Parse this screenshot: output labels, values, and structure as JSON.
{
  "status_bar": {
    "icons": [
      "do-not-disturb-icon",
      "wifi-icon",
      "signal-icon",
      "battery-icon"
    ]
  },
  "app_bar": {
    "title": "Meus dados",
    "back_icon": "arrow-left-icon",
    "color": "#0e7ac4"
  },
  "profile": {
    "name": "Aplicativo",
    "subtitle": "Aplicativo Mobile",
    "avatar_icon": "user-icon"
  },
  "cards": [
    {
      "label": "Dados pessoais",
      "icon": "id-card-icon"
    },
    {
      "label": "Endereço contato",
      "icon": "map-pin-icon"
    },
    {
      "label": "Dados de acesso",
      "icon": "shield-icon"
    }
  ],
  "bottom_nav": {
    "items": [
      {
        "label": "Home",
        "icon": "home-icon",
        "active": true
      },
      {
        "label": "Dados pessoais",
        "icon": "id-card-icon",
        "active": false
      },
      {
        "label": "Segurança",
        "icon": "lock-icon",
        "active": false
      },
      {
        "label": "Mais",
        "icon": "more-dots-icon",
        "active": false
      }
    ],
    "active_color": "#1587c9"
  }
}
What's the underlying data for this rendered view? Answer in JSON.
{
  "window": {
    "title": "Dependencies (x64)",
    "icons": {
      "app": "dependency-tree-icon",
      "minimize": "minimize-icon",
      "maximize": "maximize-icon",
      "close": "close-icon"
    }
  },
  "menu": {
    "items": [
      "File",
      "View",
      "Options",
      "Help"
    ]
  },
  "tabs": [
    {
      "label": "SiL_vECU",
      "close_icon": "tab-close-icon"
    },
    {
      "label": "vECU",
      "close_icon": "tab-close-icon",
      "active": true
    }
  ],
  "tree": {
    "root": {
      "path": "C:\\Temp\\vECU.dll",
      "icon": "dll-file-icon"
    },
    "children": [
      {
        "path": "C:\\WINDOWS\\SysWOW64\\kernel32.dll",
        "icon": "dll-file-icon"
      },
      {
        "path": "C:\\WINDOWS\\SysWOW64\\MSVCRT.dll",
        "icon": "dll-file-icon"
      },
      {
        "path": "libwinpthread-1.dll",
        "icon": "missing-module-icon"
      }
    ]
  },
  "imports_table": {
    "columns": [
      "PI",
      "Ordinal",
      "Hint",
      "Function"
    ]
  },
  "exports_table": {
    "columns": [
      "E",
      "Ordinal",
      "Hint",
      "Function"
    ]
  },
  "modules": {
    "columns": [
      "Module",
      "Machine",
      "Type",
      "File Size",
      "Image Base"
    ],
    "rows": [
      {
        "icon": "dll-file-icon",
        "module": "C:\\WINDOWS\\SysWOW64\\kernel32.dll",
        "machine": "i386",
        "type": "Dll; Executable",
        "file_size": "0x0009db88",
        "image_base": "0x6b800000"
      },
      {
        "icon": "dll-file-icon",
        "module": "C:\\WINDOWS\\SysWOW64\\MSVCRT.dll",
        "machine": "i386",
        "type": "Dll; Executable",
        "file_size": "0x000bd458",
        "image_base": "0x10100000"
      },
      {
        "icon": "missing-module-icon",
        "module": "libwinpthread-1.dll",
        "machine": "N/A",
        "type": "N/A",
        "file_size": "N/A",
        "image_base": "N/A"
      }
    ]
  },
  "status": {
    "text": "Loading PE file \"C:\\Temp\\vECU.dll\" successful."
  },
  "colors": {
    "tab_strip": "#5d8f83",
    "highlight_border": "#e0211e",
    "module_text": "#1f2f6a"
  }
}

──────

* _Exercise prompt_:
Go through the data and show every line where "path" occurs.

* _Answer section_:
      "path": "C:\\Temp\\vECU.dll",
        "path": "C:\\WINDOWS\\SysWOW64\\kernel32.dll",
        "path": "C:\\WINDOWS\\SysWOW64\\MSVCRT.dll",
        "path": "libwinpthread-1.dll",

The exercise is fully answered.